== Segment start ==

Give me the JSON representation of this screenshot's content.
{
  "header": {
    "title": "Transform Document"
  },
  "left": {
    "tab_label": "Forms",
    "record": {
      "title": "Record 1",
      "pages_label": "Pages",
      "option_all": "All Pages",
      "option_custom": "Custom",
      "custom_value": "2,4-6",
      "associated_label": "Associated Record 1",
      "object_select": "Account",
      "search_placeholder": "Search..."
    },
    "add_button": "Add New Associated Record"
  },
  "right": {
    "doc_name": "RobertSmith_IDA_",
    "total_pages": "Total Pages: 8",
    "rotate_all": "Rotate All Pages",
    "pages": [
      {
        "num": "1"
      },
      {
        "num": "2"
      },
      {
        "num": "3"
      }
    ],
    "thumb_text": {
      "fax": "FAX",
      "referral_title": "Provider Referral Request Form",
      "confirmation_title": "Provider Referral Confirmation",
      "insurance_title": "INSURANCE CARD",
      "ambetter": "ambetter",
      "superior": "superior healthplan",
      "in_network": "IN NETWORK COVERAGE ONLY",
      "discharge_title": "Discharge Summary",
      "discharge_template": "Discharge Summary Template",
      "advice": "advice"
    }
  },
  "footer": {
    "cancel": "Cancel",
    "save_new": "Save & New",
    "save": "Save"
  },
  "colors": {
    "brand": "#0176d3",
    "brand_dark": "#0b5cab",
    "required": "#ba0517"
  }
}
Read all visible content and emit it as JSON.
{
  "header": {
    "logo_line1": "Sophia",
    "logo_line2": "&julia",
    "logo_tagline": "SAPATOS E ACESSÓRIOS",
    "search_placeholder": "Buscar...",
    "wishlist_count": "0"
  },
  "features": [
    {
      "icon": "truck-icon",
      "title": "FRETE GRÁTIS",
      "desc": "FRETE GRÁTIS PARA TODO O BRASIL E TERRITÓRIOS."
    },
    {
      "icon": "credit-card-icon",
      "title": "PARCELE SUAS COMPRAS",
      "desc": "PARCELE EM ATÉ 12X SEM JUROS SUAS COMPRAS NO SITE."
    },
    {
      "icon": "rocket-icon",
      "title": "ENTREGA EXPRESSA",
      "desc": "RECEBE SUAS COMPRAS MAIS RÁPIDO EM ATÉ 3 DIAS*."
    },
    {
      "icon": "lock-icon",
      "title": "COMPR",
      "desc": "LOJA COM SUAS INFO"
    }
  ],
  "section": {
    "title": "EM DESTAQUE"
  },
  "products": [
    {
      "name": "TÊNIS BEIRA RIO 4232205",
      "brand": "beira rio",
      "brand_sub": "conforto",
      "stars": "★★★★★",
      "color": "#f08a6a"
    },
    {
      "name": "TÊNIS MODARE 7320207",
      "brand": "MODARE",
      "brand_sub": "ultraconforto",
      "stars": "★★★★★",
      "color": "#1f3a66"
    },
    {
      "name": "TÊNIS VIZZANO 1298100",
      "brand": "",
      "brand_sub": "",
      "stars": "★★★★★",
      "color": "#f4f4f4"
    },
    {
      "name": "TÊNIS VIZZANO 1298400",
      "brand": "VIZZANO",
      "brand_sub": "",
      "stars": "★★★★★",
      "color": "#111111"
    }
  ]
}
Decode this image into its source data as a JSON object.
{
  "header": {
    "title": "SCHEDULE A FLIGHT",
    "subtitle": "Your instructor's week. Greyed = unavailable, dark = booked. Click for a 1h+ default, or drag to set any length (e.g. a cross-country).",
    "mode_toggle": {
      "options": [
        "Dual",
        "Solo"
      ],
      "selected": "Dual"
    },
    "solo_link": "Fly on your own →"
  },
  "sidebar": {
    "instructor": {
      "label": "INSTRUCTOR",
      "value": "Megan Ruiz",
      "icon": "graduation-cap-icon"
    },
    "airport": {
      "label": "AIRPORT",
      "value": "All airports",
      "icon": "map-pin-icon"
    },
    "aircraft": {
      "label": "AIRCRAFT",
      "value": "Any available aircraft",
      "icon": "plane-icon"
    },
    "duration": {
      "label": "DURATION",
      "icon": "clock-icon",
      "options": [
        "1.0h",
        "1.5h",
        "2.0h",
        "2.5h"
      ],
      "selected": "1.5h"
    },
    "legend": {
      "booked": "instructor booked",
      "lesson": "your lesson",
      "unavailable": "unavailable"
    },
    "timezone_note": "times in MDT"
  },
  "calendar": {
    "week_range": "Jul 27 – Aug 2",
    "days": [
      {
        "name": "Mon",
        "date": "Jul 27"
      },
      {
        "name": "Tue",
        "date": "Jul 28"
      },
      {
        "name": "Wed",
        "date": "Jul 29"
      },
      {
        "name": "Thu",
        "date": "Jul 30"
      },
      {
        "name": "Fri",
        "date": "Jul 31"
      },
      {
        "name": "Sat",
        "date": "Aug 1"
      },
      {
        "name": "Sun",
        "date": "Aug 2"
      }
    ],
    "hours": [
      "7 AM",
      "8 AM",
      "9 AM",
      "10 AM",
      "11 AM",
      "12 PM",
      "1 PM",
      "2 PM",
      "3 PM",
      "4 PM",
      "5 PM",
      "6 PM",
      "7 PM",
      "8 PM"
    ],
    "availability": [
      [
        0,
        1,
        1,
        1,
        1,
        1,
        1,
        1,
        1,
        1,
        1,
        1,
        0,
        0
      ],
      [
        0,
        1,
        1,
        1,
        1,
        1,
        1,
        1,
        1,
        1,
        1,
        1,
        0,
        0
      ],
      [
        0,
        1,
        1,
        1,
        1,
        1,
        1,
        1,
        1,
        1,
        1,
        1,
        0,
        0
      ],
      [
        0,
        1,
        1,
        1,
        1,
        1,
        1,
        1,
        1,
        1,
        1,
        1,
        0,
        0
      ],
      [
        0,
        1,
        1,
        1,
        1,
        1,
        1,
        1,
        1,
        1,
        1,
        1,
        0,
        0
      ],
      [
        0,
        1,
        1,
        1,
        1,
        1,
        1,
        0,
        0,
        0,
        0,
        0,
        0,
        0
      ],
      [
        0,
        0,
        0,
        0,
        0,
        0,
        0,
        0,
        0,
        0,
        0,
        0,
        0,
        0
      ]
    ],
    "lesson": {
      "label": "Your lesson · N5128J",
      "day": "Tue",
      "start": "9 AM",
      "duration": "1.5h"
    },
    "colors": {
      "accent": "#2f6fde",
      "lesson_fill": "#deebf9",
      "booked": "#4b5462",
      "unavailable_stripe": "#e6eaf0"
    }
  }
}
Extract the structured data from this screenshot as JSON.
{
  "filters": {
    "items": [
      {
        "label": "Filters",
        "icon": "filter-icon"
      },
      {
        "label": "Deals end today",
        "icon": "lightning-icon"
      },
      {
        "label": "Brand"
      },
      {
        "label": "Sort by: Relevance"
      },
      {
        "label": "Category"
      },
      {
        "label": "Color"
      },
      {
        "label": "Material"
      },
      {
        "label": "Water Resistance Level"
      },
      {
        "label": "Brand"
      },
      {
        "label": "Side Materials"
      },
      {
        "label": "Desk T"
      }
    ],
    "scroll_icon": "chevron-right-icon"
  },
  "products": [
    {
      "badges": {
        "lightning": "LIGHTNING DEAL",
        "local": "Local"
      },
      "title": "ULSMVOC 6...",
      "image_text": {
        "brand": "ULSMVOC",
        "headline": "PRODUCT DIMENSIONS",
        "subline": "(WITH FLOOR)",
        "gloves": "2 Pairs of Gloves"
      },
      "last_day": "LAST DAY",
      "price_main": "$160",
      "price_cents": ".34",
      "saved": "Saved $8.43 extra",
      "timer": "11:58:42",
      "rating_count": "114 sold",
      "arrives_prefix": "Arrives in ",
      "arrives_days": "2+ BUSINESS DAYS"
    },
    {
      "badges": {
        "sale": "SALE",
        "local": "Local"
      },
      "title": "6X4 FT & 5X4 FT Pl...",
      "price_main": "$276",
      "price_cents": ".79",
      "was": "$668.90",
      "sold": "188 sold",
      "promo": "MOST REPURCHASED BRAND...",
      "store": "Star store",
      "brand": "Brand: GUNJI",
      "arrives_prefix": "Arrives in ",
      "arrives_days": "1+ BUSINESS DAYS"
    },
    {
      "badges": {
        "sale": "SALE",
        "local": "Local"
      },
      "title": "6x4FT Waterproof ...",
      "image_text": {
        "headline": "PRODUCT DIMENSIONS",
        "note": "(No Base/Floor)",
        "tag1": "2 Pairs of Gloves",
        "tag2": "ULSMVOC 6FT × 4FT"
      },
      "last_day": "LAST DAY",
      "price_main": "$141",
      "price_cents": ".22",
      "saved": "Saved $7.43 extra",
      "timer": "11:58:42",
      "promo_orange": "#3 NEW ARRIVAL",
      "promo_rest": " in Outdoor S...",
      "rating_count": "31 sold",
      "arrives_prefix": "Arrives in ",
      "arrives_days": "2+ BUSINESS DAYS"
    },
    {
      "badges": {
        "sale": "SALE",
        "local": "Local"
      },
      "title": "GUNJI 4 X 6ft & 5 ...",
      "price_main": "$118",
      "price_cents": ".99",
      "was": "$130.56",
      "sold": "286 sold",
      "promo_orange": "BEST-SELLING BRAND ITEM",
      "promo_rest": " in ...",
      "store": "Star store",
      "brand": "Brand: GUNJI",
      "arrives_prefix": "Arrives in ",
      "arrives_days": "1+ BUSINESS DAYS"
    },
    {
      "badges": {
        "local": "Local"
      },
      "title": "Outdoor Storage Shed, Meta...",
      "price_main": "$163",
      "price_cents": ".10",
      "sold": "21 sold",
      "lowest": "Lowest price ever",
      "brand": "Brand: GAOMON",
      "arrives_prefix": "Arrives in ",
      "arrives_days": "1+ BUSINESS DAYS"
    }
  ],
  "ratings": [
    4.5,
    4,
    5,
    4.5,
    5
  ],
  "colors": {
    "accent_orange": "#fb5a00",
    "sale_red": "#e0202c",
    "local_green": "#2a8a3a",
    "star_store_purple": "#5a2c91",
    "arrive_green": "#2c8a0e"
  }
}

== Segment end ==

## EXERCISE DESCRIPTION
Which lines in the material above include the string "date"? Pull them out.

## RESPONSE
        "date": "Jul 27"
        "date": "Jul 28"
        "date": "Jul 29"
        "date": "Jul 30"
        "date": "Jul 31"
        "date": "Aug 1"
        "date": "Aug 2"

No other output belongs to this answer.